Egyptian scientists are doing DNA tests on stillborn children found in Tutankhamun's tomb in the hope of confirming if they are the pharoah's offspring and confirming his family tree.
British archaeologist Howard Carter found the mummified fetuses when he discovered the tomb in 1922. Archaeologists assume they are the children of the teenage pharaoh, but this has not been confirmed.
The identity of their mother is also still unknown.
According to a report in New Scientist, many scholars believe their mother to be Ankhesenamun, the boy king's only known wife. Ankhesenamun was the daughter of the queen Nefertiti, who was renowned for her beauty.
"For the first time, we will be able to identify the family of King Tut," said Zahi Hawass, the head of Egypt's Supreme Council for Antiquities. "This should allow us for the first time to discover the mummy of Nefertiti," he added.
Nefertiti had six daughters with the Pharaoh Akhenaten, who abandoned traditional gods in favor of monotheism during his rule from about 1350 to 1334 BC.
The queen's mummy has never been identified.
"The DNA tests and computerized tomography (CT) scans, to be performed at Cairo University, should be finished by December," said Hawass.
Egypt has been trying to check the identity of all its royal mummies using DNA and CT scans.
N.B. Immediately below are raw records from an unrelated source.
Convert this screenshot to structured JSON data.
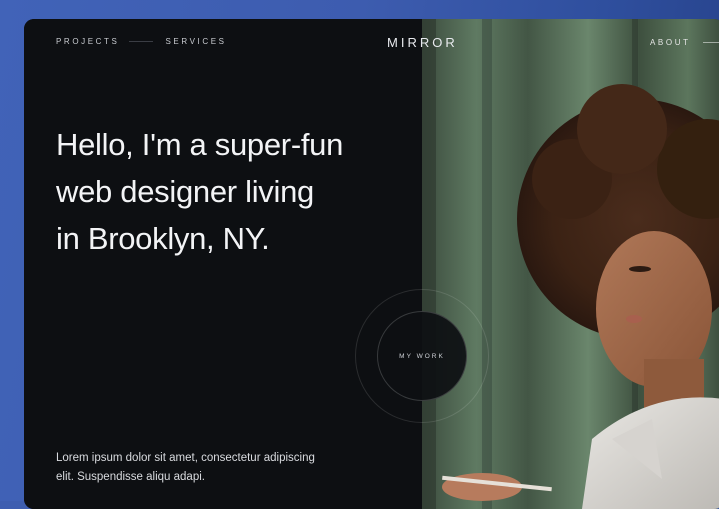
{
  "nav": {
    "projects": "PROJECTS",
    "services": "SERVICES",
    "logo": "MIRROR",
    "about": "ABOUT"
  },
  "hero": {
    "headline": [
      "Hello, I'm a super-fun",
      "web designer living",
      "in Brooklyn, NY."
    ],
    "intro": "Lorem ipsum dolor sit amet, consectetur adipiscing elit. Suspendisse aliqu adapi.",
    "cta": "MY WORK"
  },
  "colors": {
    "background": "#3e5eb0",
    "card": "#0d0f12",
    "text": "#f3f4f6",
    "curtain": "#556b58"
  }
}
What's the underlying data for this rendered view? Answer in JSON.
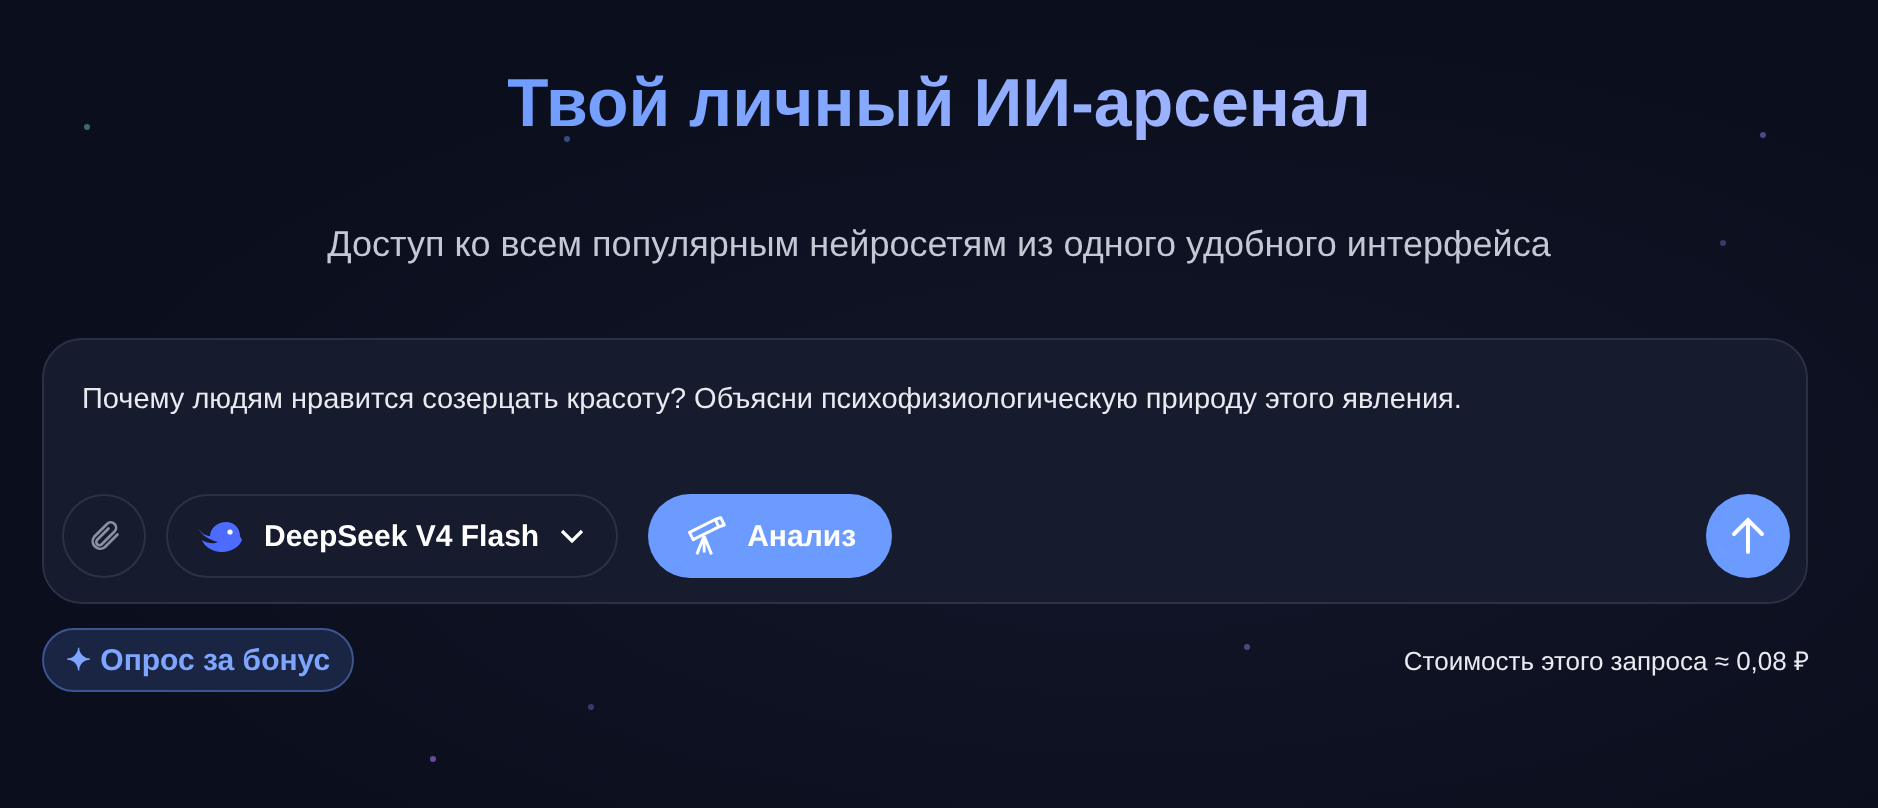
{
  "hero": {
    "title": "Твой личный ИИ-арсенал",
    "subtitle": "Доступ ко всем популярным нейросетям из одного удобного интерфейса"
  },
  "composer": {
    "prompt": "Почему людям нравится созерцать красоту? Объясни психофизиологическую природу этого явления.",
    "model": "DeepSeek V4 Flash",
    "mode": {
      "label": "Анализ",
      "on": true
    }
  },
  "footer": {
    "bonus": "✦ Опрос за бонус",
    "cost": "Стоимость этого запроса ≈ 0,08 ₽"
  }
}
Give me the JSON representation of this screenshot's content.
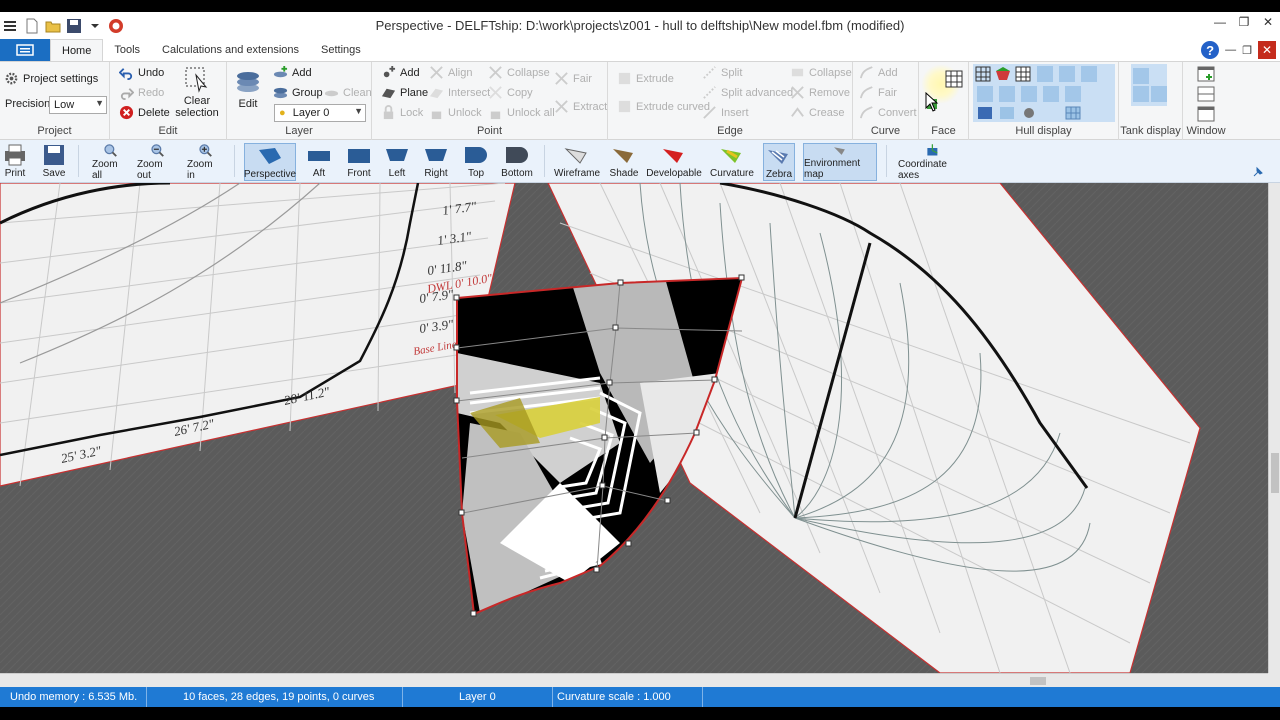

Tutankhamun's was one of the first mummies to be examined with the technology in 2005.
Tutankhamun, born in 1341 BC, died less than a decade after taking the throne at the age of eight or nine.